This is most evident in their discussions around “chung,” a unique concept which loosely translates to love. Sah-Jin likens “chung” to having a shadow—it is lasting and essential, an alternative to passionate, short-lived infatuation. Eunice does not oppose this take on relationships, instead pressing her mother for answers as to how “chung,” is attained, as though it were some stage of enlightenment. In fact, time seems to account for many of their differences. In particular, their blatantly oppositional views regarding history are a product of Eunice longing for experience and Sah-Jin having already gone through the motions.
Eunice’s relationship with history and, consequently, memory, is both necessary and debilitating—in a moment of insight, she realizes that as a musician, her memory is ingrained in her body as much as it is in her mind. Yet that unshakable memory is painful and taxing. Sah-Jin was once a musician too, and despite her verbal denouncement of the past, we see her making conscious efforts to retain what once was, listening to Eunice’s old recordings and filing away reminders of her childhood in her hope chest. The very nature of said chest betrays Sah-Jin’s true feelings. Over the course of the play, Eunice’s identity becomes codependent with those of whom she loves: her mother, her unborn child, even her aunt. She complicates the idea that identity is predicated on individual eminence, finding meaning in her body as a vessel for new life and as an heir to a maternal legacy. Before, the duality of her self was like a transform fault, two plates tearing in opposite directions; but Eunice is neither the ambitious cellist of yesteryear nor is she the contrarian nomad she appears to have become. Thus, rather than look inward, Eunice turns to her family. Nearing the play’s conclusion, Sah-Jin confides in Eunice, “You are my great love because you are me.” Lou, Yang, and Chan combine to create this moving thematic intersection in which histories converge. “Chung” is made visible, and family endowment comes full circle.

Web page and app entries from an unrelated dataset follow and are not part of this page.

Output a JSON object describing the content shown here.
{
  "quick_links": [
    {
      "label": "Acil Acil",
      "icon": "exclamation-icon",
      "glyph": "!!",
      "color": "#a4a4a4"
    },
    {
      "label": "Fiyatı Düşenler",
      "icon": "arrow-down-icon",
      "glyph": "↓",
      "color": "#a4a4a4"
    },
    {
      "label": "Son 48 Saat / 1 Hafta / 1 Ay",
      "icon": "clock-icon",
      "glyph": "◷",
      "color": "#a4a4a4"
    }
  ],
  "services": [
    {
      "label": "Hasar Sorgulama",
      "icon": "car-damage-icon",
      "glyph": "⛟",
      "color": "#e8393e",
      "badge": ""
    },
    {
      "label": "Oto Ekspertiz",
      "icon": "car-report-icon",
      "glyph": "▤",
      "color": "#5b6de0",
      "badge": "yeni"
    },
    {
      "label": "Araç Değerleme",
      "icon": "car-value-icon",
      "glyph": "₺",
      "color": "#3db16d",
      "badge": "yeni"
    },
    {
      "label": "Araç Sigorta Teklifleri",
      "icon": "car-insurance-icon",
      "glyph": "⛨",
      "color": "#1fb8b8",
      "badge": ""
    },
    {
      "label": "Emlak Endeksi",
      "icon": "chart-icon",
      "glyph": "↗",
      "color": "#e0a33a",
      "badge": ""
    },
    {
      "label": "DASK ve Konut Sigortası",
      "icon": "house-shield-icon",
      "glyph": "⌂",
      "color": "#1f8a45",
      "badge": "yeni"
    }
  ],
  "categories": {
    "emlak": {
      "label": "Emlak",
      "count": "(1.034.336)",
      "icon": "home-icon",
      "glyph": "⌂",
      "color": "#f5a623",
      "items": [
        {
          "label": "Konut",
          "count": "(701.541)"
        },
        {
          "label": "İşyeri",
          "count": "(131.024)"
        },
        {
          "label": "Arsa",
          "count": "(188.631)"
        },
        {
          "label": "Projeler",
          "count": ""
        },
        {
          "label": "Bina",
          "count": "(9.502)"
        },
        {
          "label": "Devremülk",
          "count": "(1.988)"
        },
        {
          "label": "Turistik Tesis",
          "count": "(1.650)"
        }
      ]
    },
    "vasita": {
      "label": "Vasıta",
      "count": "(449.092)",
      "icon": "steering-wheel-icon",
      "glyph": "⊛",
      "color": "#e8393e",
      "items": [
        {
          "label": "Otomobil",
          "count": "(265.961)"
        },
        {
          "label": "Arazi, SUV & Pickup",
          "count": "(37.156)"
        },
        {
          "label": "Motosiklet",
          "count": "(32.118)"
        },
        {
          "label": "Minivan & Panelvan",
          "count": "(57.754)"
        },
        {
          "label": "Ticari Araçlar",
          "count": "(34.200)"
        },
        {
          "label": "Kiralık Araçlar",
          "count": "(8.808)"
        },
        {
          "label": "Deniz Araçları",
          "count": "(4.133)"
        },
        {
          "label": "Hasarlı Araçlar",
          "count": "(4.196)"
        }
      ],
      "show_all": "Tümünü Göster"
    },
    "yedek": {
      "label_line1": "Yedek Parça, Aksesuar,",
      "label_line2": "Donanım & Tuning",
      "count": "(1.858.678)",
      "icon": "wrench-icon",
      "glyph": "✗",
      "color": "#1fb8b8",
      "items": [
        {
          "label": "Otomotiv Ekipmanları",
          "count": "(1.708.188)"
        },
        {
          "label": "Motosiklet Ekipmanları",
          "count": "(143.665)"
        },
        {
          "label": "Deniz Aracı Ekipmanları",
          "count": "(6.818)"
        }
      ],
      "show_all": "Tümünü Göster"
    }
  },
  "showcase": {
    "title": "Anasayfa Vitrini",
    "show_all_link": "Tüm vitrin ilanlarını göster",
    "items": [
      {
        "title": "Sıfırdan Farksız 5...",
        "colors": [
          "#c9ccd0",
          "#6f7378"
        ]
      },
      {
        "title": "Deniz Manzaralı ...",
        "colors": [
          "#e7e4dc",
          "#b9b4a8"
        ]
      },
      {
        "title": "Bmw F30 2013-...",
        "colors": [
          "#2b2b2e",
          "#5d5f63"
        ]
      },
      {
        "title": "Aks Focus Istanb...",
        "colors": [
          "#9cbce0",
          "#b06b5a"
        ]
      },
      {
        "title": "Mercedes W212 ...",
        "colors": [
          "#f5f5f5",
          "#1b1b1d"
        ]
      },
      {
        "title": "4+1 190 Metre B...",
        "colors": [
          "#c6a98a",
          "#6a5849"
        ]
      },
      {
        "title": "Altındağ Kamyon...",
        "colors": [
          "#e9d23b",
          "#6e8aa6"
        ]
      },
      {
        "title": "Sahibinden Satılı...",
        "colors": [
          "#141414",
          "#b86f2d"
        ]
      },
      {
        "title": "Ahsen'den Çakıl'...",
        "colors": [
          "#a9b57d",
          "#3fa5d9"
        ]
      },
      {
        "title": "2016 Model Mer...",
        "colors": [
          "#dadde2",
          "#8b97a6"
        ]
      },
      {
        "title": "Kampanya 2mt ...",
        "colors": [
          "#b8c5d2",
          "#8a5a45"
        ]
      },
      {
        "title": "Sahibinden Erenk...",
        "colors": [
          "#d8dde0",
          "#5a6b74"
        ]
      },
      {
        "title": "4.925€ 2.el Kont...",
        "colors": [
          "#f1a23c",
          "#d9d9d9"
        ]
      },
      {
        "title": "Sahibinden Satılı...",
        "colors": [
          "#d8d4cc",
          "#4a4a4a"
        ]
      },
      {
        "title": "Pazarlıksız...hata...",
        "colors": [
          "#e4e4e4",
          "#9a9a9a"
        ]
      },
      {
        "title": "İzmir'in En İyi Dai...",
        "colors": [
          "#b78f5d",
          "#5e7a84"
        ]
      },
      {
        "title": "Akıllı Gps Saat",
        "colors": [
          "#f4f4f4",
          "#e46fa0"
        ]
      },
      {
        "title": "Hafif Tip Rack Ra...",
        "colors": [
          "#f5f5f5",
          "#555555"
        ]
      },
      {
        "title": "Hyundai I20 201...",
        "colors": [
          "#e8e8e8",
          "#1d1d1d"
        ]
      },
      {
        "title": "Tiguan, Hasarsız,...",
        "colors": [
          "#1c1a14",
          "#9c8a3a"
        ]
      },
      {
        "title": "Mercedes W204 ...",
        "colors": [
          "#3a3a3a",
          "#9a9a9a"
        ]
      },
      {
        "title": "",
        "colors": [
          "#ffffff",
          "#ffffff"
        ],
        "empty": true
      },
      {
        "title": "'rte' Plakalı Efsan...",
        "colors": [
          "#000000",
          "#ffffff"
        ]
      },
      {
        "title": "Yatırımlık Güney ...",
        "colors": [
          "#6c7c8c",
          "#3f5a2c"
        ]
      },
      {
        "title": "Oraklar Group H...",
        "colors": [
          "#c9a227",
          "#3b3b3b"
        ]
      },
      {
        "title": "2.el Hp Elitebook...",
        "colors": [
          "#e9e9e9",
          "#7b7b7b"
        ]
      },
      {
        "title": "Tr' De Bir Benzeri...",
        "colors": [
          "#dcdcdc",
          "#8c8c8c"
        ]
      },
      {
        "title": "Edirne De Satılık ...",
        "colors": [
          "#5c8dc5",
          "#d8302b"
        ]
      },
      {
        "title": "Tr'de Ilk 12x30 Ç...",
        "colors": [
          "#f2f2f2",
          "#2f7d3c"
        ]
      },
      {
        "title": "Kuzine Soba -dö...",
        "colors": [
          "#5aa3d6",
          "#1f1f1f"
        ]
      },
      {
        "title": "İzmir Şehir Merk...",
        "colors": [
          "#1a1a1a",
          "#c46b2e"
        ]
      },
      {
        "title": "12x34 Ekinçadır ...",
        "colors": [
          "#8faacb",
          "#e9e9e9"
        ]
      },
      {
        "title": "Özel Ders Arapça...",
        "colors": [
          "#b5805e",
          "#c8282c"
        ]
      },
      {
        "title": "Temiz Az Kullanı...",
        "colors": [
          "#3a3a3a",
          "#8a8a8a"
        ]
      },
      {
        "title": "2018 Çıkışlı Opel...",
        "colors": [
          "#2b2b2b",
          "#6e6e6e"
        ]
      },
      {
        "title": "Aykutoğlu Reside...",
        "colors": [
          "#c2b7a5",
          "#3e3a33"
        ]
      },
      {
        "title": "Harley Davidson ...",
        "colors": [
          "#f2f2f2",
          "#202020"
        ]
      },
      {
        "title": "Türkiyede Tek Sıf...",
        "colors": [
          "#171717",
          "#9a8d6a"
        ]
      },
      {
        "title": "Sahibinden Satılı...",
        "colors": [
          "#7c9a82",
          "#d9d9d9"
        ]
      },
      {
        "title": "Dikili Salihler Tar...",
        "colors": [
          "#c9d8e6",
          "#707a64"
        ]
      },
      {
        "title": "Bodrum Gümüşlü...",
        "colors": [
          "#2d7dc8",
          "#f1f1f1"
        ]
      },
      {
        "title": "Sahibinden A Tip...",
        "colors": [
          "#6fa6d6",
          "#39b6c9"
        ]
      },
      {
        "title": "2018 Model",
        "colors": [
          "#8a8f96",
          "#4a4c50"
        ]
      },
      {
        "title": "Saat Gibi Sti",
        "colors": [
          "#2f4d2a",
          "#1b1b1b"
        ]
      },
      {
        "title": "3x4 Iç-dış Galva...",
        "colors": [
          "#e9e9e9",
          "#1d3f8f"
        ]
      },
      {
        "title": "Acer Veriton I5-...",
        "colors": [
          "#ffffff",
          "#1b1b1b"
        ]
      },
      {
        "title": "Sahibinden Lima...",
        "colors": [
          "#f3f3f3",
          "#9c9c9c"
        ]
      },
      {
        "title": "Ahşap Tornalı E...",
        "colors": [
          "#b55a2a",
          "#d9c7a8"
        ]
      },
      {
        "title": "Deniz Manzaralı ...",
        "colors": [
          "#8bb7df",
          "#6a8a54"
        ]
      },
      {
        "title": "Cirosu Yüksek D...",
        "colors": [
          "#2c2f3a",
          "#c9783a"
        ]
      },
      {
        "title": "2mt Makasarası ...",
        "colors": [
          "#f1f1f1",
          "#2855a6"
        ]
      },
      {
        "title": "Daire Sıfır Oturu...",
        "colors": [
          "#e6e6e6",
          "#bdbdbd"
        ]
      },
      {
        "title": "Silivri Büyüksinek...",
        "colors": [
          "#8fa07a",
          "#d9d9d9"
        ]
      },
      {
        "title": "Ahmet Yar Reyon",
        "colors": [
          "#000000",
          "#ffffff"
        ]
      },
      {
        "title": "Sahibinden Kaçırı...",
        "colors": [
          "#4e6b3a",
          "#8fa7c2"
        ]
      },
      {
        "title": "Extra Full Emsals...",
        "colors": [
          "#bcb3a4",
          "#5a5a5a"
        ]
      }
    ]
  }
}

Working with a small cast and only a dozen or so props, it is remarkable what depth of emotion and complexity of plot the play achieves. There is a certain chiaroscuro surrounding the set, most evident in the wardrobe, dominated by black and white, rigid and geometric—but also flowing with the shared feature being pleats (designed by Lizzie Phan ’19 and Hanshu Wang ’21). As the play weaves through the lives of three women as portrayed by five separate actresses, all of their experiences unfold as distinct and yet superimposed over one another, to the effect of seeing double—quintuple, even. It is in this collectively hallucinatory fashion that the play reaches its conclusion, all five actresses standing as one, bathed in a blue light.
As an Asian reproduction of an Asian-American playwright’s work, centered around a Korean-American protagonist, Lou faces a daunting challenge of rising above the race gimmick. “99 Histories” certainly plays on many tropes of Asian-American stories: the austere, conservative facade of a deeply loving parent and her rebellious, Westernized child, and the emergence of a Westerner as a romantic interest and the cultural struggles of immigrants (embodied by Eunice’s late father), to name a few. Where Lou’s take on “99 Histories” pushes the envelope, however, is in its broader suggestion regarding the value of a collective identity. Instead of treading on each other’s toes, the cast members play off of one another and as such, their characters succeed in eclipsing mere tropes.
Nic Guo can be reached at email@example.com